By Rob Boston
There has been a lot of talk about medical care lately, especially in light of the House of Representatives’ recent vote to repeal the health care plan. Americans United doesn’t take a stand on that law, but there are aspects of this discussion that are of interest to our organization.
One thing we firmly believe is that people should be able to access medical care without interference from religious groups. In some parts of the country, this is becoming difficult to do – especially when public hospitals and Roman Catholic hospitals merge. When this happens, church officials demand that the public hospital adopt a series of rules that reflect Catholic dogma.
The Ethical and Religious Directives of the U.S. Conference of Catholic Bishops ban all abortions, for any reason. They ban the distribution of birth control. Sterilizing operations are forbidden, and a patient’s end-of-life decisions can be overridden if they conflict with church doctrine.
Yesterday, this controversy hit home for many of us at Americans United. The Maryland Health Care Commission voted unanimously to allow a Catholic hospital called Holy Cross to build a new facility in northern Montgomery County. The commission made this vote even though another hospital run by a group affiliated with the Seventh-day Adventists had proposed building a facility that would offer the full range of reproductive care.

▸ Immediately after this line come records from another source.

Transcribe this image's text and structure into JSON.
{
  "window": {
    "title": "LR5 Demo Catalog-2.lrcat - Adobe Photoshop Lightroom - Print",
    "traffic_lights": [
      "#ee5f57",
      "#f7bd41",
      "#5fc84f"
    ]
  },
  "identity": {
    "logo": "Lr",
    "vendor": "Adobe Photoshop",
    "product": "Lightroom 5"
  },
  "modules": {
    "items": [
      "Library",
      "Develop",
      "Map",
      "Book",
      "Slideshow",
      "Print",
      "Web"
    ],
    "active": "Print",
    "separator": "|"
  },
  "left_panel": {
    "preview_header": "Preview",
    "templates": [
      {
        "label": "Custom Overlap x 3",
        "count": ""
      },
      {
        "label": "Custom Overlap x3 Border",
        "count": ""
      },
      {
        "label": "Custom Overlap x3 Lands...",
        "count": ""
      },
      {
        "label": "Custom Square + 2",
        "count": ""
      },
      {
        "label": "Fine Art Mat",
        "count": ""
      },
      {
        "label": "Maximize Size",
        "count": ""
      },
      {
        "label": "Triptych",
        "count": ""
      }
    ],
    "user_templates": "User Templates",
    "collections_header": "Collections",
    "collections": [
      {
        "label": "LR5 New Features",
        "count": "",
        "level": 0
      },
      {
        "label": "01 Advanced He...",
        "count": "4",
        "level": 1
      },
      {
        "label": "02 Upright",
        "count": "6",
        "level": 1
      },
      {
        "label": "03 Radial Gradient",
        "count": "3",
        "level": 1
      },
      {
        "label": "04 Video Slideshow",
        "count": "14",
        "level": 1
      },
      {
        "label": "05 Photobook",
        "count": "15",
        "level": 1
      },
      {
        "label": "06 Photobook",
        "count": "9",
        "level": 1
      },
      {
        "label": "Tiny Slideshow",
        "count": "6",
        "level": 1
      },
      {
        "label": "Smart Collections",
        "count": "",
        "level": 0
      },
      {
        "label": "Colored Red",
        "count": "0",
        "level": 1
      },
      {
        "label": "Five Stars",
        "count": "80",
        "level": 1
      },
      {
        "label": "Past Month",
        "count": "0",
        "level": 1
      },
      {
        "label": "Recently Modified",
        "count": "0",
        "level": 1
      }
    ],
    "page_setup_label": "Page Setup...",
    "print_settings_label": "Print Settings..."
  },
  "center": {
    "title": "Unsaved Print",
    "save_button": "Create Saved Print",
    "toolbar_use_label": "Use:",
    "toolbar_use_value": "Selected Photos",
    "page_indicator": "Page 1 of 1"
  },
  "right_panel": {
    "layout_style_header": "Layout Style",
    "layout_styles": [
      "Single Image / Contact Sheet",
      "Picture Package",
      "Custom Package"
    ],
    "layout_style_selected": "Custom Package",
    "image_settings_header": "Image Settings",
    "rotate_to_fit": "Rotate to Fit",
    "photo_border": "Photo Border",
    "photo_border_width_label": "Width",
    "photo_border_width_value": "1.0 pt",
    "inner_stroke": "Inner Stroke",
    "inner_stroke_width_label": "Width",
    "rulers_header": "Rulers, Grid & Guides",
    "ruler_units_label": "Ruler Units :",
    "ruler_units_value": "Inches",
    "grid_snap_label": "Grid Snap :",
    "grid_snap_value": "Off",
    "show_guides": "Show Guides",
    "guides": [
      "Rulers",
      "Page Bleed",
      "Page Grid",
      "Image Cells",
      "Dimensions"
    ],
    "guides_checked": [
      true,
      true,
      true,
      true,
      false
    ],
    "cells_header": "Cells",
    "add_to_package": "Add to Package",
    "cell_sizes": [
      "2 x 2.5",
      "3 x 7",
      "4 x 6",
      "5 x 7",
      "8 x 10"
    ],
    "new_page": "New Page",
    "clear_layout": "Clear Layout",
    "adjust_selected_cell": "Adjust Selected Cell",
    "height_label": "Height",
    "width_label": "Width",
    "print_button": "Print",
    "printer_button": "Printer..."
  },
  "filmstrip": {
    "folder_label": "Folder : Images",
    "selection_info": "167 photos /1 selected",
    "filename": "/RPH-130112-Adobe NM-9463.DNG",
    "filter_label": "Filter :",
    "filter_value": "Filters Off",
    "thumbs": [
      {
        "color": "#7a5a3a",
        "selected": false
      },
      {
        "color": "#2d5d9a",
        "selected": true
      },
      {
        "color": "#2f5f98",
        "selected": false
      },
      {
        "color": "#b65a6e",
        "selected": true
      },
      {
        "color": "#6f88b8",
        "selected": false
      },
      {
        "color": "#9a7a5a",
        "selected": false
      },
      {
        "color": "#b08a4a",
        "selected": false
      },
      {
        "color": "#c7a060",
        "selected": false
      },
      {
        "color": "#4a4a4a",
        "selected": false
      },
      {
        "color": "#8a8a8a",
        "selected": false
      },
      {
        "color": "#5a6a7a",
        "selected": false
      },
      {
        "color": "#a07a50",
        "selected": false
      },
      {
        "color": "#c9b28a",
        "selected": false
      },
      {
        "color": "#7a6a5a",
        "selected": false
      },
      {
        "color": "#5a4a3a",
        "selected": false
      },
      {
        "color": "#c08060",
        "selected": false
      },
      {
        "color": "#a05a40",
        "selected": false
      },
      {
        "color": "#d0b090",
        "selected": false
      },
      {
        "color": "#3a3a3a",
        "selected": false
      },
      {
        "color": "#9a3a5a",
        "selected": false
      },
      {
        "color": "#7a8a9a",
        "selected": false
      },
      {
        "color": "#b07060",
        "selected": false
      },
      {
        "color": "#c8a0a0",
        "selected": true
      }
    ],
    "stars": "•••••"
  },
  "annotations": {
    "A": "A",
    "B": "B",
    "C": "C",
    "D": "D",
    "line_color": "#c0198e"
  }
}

Several people on the AU staff (me among them) live in Montgomery County. We were shocked by this decision. Our county, which is largely affluent, progressive and well educated, will be given a new hospital that doesn’t provide complete reproductive health care. I don’t believe most county residents support this.
AU Field Director Beth Corbin was at the commission meeting yesterday. For months, Beth has worked with women’s groups and the reproductive rights community to persuade the commission to back the Adventist option.
After the vote, Corbin told The Washington Post that the fight isn’t over. Legal action is being considered.
Americans United, The Post noted, “was among several advocacy groups that filed a lawsuit under similar circumstances in Florida a decade ago over the operation of a public hospital under Catholic religious doctrines. The case was settled out of court; the hospital no longer operates under Catholic directives.” (See more about that case here.)
The Post noted in a Jan. 19 story that this issue is sparking controversy all over the country. In a case from Arizona, Bishop Thomas Olmstead of Phoenix stripped St. Joseph’s Hospital of its Catholic affiliation after doctors performed an abortion to save a woman’s life.
In Oregon, a Catholic hospital lost its religious affiliation after doctors said they would refuse to stop performing tubal ligations on women who requested them.
I’m glad medical professionals at those hospitals stood up to church authorities, but many others simply buckle under and discontinue the services. This happens even though Catholic hospitals often receive public support. The new hospital in Montgomery County, for example, is being built on county-owned land.
What’s especially frustrating about this is that the people being denied these services – rape victims, poor women, those facing terminal illness – are already in exceedingly difficult positions. Instead of getting the services they need, they end up surrounded by inflexible church teachings.
There is a better way: If a church hospital wants public funds and support, it should be required to stop imposing its dogma on those in need.